__Exercise aim__
For each line in the material below that holds "title", copy that line.

__Recorded data__

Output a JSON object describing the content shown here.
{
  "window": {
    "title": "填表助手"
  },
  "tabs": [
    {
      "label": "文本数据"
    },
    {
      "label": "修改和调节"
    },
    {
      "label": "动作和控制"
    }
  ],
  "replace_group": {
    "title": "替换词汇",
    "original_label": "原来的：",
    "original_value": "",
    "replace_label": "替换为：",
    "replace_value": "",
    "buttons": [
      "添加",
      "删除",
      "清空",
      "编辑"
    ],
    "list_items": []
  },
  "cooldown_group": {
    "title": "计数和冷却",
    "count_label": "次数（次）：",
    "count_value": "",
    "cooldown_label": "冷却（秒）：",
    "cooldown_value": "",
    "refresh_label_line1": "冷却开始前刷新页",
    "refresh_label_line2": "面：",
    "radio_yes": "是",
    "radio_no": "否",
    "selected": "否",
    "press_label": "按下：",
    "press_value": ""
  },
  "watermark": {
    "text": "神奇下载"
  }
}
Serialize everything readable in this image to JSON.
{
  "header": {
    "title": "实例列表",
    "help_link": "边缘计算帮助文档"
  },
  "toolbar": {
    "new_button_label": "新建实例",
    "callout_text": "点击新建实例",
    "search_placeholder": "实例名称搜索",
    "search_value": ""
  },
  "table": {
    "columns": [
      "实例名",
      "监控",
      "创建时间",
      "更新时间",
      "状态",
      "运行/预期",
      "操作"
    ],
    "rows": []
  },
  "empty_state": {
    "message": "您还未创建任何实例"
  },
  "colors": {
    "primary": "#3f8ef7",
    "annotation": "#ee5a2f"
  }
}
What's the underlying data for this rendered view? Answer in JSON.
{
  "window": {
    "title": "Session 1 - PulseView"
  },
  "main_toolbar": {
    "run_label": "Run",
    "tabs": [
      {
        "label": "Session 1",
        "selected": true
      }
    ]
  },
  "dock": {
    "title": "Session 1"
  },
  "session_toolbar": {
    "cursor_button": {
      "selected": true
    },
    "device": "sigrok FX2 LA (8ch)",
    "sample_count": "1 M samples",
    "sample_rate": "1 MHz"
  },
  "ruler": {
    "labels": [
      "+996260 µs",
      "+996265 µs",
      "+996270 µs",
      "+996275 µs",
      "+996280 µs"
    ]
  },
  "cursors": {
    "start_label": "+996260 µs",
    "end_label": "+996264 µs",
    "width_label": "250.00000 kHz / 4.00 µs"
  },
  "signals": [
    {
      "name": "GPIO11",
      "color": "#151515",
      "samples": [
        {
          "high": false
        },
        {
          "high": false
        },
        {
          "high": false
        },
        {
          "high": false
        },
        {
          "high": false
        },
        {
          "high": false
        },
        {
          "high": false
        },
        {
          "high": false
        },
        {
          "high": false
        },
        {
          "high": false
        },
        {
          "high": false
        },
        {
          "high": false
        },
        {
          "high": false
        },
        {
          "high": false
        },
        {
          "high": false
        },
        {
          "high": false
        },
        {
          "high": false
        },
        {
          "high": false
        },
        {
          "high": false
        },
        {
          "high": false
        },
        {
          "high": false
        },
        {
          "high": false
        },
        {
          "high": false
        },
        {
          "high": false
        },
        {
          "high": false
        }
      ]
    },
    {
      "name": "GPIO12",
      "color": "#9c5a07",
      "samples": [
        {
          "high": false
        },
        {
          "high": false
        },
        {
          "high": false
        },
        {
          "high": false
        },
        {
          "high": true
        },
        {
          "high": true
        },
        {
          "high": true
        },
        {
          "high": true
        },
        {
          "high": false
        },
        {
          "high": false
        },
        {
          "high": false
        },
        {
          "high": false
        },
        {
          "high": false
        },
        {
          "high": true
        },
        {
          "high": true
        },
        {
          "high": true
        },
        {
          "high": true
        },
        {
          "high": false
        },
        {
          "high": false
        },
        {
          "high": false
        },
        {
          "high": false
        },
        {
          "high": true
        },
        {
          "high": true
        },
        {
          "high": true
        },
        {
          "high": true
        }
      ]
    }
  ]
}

__Problem solution__
    "title": "填表助手"
    "title": "替换词汇",
    "title": "计数和冷却",
    "title": "实例列表",
    "title": "Session 1 - PulseView"
    "title": "Session 1"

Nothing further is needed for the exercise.